A man who appeared to be the chef showed up with our check. I strived not to count how many times he wiped his running nose with his bare hand. I kept a smile plastered to my face all the way to the car, and let it fall away only when I was sure David was focused on the road.
Our room at La Parare was perfect -- tucked into a hill, nature's splendor on display outside, but not inside (meaning I would not have to contend with creepy-crawlies), and linens that were plush, white, and clean.
"I knew today would be splendid," I said, kicking off my shoes and falling onto the bed with a book.
"Hey, there's a little scrapbook here," said David. "It's a guide compiled by our hosts."
"Yeah? What's it say?"
After reading tips on places to visit in the surrounding area, David came upon a section about local restaurants. "It says the place on the main road has good food, but, ha! -- that the poor decor should be overlooked. And then... huh ."
"Nothing," David muttered.
"No, really. What is it?"
"It says here that they strongly un-recommend the place behind the church."
"What? Why?" My heart was pounding with apprehension, but a grin remained pasted on my face. "Really, it's cool, I don't care what it says. I mean, the food was good and we had a great time, right? Go ahead. Tell me."
David studied my face for a moment, decided to believe me, and said, "It says not to go there because they don't meet basic hygienic standards."
"Oh, that's it?" I said, wondering if my grand shrug had been a bit too melodramatic. "That's nothing." To keep from gagging, I thought happy thoughts about glitter, unicorns, and Prada, while conjuring images of the sparkling clean dining establishments I'd dined at in Tokyo.
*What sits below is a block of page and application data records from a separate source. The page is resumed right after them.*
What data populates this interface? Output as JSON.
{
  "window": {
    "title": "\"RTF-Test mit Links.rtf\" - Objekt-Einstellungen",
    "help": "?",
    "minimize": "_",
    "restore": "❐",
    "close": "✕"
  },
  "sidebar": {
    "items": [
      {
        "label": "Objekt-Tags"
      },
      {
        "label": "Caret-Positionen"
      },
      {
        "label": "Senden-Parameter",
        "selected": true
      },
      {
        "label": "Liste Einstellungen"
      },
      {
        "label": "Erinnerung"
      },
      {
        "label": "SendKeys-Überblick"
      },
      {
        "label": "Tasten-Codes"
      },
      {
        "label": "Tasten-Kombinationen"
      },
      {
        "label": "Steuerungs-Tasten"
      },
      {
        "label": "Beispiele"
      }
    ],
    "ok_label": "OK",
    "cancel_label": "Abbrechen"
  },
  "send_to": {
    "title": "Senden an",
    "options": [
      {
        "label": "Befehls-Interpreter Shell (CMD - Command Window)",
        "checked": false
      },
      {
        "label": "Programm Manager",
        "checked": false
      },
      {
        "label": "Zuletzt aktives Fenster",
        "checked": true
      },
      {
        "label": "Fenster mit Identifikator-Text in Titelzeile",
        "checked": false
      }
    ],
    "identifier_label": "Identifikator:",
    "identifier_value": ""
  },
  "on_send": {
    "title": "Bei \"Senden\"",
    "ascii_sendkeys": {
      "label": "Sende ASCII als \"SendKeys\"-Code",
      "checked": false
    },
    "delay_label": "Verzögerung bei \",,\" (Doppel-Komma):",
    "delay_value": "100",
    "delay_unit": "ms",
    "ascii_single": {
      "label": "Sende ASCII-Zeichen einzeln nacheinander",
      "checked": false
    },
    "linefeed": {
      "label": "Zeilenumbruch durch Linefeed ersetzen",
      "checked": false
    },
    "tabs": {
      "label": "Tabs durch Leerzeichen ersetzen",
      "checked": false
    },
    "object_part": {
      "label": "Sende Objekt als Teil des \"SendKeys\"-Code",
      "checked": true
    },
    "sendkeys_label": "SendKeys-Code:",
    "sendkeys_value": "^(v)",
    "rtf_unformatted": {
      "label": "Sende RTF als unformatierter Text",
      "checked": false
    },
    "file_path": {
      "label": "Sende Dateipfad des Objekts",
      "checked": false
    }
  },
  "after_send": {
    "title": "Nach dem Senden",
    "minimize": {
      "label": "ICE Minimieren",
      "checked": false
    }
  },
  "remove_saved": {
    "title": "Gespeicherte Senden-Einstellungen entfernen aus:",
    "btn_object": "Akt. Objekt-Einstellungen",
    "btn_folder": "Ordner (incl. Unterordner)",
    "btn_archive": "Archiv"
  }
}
Then, changing the subject so as not to give in to an overwhelming urge to vomit, I said, "What do you say we go have an espresso and pretend we're French?"